What follows is a set of entries. Repeat them exactly, but not their pictures.

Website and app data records
^^^^

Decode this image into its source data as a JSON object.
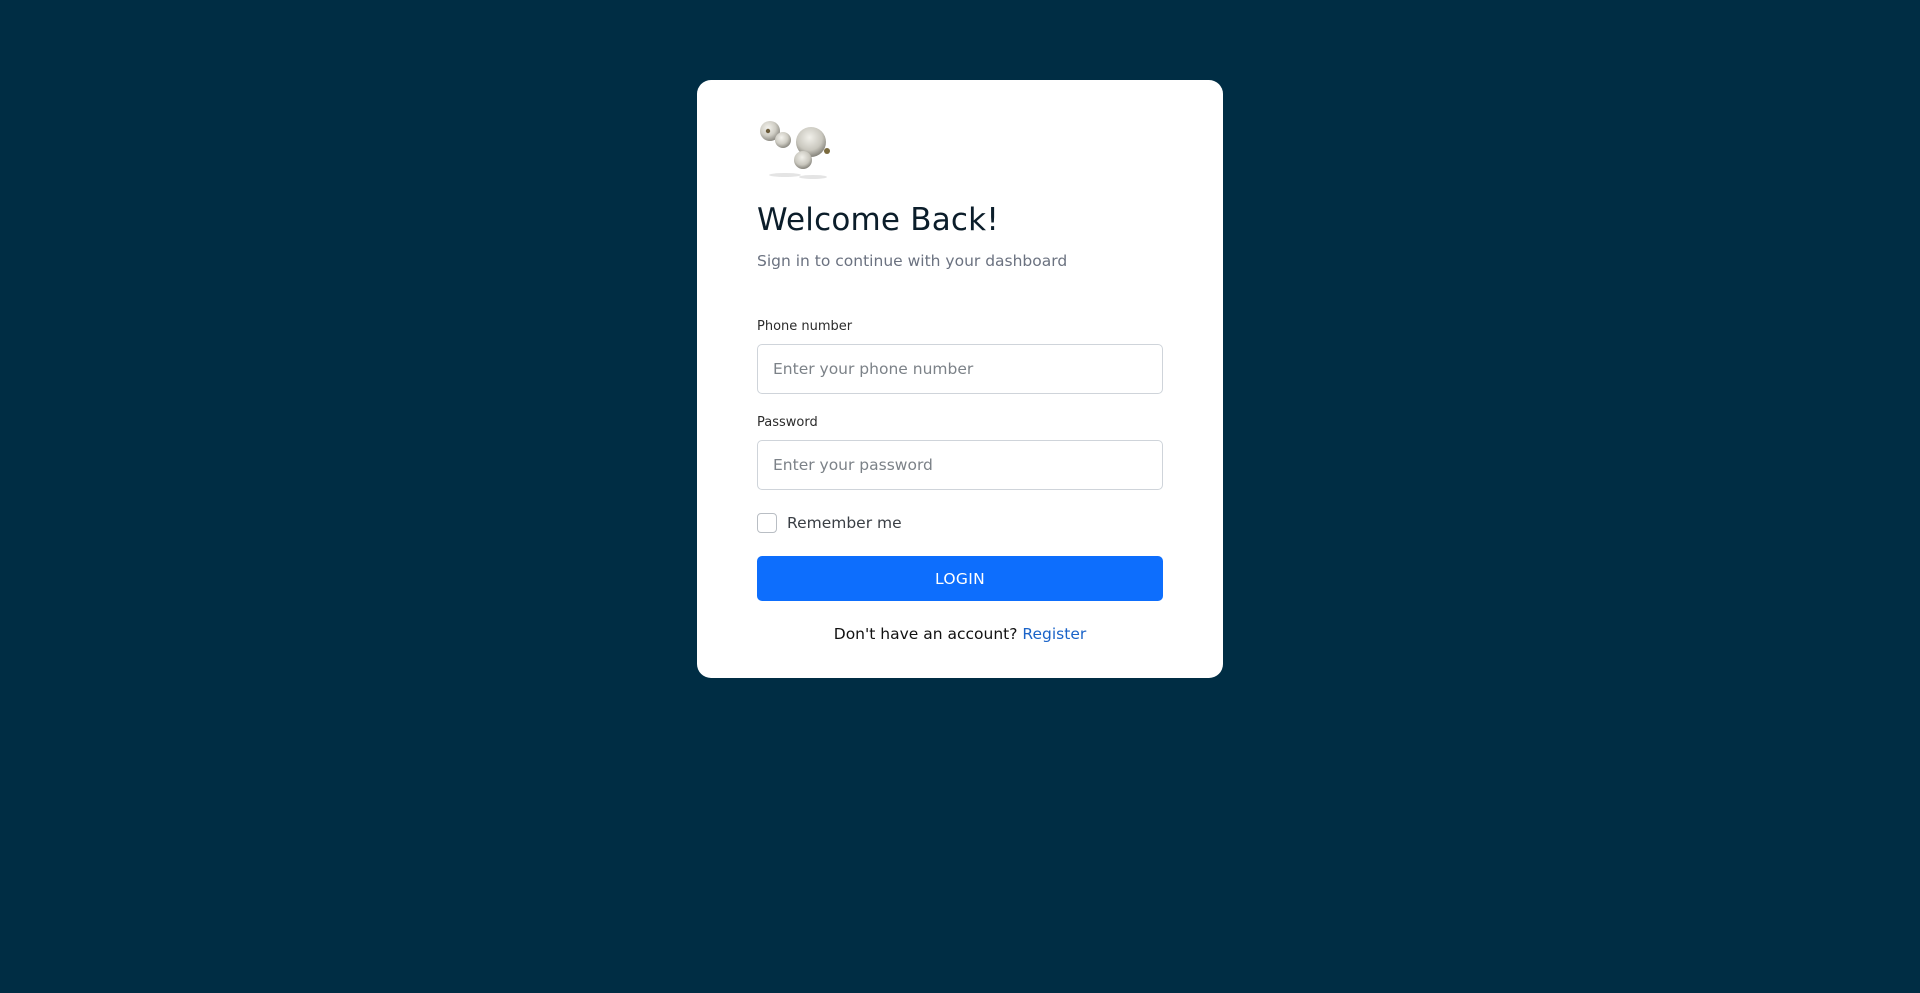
{
  "login": {
    "logo_icon": "earbuds-logo",
    "title": "Welcome Back!",
    "subtitle": "Sign in to continue with your dashboard",
    "phone": {
      "label": "Phone number",
      "placeholder": "Enter your phone number",
      "value": ""
    },
    "password": {
      "label": "Password",
      "placeholder": "Enter your password",
      "value": ""
    },
    "remember_label": "Remember me",
    "remember_checked": false,
    "login_button": "LOGIN",
    "no_account_text": "Don't have an account?",
    "register_link": "Register"
  },
  "colors": {
    "background": "#002d44",
    "card": "#ffffff",
    "primary": "#0d6efd",
    "link": "#1a63c8"
  }
}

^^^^

Exercise answer:
Decode this image into its source data as a JSON object.
{
  "login": {
    "logo_icon": "earbuds-logo",
    "title": "Welcome Back!",
    "subtitle": "Sign in to continue with your dashboard",
    "phone": {
      "label": "Phone number",
      "placeholder": "Enter your phone number",
      "value": ""
    },
    "password": {
      "label": "Password",
      "placeholder": "Enter your password",
      "value": ""
    },
    "remember_label": "Remember me",
    "remember_checked": false,
    "login_button": "LOGIN",
    "no_account_text": "Don't have an account?",
    "register_link": "Register"
  },
  "colors": {
    "background": "#002d44",
    "card": "#ffffff",
    "primary": "#0d6efd",
    "link": "#1a63c8"
  }
}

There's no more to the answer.